Excerpts from a dataset:
--- START ---
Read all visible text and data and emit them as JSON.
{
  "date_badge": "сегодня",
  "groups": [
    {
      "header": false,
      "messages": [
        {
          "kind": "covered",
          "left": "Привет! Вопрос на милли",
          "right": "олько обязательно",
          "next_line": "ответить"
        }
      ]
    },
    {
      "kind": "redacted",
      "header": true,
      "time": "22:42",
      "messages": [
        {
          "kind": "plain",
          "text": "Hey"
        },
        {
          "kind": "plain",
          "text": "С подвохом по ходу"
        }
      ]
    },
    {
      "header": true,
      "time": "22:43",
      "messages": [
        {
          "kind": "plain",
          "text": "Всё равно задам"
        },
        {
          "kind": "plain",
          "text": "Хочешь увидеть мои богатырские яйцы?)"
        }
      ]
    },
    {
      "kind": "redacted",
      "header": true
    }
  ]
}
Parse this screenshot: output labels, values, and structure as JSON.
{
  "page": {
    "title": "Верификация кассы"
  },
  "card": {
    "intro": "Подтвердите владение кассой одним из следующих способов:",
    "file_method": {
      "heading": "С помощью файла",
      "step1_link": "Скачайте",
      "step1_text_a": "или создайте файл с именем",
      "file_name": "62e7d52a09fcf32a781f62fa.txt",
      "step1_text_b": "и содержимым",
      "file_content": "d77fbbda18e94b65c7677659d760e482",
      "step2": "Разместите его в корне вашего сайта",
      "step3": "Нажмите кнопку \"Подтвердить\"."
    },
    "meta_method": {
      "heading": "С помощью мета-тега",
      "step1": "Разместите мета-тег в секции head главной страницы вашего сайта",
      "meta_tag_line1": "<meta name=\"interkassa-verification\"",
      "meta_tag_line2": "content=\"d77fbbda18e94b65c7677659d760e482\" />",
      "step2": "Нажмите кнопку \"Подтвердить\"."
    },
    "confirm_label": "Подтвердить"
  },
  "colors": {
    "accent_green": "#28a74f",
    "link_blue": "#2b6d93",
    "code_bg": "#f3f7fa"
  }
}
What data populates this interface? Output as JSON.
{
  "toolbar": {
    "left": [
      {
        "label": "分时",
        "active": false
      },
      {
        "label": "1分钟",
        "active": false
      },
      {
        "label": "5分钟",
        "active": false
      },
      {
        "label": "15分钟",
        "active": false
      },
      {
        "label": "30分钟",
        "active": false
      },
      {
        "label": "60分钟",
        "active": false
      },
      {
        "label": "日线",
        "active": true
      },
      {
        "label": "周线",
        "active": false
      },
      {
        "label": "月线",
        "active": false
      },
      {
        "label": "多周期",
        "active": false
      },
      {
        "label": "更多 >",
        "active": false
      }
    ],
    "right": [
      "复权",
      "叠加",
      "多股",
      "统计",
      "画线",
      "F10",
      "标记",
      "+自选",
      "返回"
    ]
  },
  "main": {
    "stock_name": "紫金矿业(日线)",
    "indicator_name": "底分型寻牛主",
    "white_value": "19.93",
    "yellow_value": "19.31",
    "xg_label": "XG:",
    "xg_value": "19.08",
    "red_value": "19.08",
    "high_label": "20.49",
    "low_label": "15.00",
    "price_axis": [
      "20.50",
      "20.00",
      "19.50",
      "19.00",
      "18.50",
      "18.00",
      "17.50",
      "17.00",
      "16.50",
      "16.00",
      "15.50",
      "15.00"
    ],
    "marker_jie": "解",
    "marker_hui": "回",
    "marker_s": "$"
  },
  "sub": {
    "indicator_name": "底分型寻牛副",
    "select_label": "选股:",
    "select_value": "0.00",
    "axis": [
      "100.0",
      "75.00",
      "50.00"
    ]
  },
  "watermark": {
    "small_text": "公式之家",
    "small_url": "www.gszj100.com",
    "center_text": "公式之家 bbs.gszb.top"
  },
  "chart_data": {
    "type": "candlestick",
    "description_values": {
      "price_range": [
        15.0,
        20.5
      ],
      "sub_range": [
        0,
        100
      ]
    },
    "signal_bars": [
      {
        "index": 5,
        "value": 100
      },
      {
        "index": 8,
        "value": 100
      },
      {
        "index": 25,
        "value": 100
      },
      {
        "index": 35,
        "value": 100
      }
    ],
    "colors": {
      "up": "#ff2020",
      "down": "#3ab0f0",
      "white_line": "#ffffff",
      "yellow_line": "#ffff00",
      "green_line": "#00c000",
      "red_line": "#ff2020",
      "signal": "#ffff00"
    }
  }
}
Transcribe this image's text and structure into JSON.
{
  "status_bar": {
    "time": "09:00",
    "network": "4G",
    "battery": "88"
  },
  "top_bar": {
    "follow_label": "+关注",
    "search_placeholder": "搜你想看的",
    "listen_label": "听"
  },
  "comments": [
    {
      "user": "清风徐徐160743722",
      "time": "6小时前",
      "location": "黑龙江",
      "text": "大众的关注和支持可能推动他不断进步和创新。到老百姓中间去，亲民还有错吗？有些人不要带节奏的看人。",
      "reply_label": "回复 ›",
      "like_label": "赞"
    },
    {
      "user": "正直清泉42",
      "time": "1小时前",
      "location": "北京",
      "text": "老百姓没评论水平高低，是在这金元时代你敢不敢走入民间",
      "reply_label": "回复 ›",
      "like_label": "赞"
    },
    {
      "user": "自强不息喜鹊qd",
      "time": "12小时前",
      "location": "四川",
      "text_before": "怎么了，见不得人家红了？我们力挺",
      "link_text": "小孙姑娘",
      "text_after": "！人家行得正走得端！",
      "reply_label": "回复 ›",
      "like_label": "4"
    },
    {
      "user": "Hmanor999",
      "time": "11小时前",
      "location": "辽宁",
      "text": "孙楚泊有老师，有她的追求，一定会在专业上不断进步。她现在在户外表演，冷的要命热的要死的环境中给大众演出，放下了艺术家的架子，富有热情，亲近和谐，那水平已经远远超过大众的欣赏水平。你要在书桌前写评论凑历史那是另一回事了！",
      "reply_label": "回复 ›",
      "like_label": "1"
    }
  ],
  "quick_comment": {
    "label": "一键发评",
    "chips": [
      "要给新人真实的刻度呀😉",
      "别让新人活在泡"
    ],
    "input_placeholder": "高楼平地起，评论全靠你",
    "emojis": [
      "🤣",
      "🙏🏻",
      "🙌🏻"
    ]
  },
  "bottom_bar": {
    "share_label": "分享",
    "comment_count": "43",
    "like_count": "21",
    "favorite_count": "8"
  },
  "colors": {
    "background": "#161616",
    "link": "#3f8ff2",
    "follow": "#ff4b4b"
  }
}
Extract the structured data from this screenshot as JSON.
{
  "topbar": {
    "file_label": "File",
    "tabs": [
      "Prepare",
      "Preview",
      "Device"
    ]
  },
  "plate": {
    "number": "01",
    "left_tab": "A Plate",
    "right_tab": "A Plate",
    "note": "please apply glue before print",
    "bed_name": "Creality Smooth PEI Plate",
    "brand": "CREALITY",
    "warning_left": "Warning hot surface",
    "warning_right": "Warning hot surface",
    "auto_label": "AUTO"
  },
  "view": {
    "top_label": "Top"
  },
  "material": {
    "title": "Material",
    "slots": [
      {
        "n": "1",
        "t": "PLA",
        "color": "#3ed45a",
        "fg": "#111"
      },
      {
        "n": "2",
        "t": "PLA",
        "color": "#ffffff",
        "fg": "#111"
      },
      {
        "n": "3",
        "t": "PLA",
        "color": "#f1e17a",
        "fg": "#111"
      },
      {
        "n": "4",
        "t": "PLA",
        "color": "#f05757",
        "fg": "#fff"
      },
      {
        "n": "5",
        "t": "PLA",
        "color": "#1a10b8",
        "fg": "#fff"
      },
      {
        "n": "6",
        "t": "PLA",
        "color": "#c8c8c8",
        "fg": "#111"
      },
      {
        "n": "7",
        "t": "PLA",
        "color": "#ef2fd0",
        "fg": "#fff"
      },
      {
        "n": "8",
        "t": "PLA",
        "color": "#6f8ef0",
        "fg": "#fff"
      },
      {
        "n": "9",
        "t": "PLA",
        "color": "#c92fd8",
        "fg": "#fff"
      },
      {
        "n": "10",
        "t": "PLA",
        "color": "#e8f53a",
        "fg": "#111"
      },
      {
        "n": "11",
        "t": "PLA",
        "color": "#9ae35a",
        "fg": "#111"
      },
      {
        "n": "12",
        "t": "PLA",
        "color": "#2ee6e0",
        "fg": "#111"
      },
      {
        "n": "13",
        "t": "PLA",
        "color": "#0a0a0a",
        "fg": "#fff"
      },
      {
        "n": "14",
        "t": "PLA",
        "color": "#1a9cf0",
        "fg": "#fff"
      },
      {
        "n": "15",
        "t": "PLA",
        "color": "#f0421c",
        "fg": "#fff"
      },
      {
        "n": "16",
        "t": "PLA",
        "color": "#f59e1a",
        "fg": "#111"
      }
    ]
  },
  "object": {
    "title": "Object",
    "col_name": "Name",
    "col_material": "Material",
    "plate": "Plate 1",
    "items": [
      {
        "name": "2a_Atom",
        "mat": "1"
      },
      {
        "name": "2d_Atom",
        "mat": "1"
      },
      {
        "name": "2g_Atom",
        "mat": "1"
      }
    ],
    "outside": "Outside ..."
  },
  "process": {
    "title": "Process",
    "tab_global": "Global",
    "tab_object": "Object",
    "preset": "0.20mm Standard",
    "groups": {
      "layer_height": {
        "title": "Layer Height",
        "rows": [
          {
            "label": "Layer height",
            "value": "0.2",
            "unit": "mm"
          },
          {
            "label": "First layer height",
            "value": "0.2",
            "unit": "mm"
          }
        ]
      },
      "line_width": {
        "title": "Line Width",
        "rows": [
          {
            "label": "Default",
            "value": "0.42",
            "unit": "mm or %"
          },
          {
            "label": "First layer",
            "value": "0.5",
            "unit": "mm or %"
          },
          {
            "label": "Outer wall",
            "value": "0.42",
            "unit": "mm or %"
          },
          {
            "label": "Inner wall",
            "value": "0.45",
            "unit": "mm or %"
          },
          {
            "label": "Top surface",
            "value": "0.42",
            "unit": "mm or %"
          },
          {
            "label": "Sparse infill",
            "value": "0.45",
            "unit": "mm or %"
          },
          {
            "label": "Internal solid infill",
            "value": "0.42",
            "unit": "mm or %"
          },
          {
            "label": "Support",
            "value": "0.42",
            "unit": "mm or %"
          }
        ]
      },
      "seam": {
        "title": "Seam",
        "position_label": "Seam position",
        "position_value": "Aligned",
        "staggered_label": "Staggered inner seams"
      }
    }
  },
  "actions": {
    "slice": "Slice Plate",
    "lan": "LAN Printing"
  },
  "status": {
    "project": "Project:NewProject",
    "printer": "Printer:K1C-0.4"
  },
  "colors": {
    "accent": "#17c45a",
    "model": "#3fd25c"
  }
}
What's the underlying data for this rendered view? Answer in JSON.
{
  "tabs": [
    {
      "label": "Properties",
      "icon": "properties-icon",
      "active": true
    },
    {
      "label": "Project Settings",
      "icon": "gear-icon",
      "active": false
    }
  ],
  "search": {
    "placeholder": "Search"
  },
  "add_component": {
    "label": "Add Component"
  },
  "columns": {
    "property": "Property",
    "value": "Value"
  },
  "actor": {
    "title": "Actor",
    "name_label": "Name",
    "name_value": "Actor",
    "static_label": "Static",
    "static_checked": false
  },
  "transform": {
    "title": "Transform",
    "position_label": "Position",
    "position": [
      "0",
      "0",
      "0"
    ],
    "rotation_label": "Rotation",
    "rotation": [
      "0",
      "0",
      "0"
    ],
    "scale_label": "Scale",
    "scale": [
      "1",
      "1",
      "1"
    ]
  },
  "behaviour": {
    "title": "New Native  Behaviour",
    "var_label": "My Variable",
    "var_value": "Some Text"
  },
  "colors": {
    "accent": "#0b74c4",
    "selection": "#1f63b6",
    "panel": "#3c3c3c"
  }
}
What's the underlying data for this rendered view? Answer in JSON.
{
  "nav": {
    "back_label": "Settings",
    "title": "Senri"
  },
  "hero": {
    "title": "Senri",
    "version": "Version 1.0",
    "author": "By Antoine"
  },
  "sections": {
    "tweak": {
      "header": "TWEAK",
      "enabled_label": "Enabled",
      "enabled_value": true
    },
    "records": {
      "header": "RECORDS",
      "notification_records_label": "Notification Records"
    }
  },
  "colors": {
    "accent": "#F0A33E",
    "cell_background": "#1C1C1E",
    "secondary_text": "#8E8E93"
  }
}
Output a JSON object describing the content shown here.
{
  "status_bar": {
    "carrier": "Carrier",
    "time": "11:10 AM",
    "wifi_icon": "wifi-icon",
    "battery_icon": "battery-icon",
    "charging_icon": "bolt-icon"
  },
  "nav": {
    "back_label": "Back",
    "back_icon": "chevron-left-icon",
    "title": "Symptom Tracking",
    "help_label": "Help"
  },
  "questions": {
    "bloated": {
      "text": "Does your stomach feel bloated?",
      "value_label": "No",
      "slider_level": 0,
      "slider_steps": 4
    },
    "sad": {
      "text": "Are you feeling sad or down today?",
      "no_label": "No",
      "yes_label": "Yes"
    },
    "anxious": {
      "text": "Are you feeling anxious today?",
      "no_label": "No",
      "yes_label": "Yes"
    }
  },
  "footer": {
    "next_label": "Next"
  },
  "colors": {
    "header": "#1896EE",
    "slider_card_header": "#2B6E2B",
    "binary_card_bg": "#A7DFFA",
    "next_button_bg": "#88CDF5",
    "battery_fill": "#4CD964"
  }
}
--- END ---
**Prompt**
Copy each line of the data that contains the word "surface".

**Output of the task**
    "warning_left": "Warning hot surface",
    "warning_right": "Warning hot surface",
            "label": "Top surface",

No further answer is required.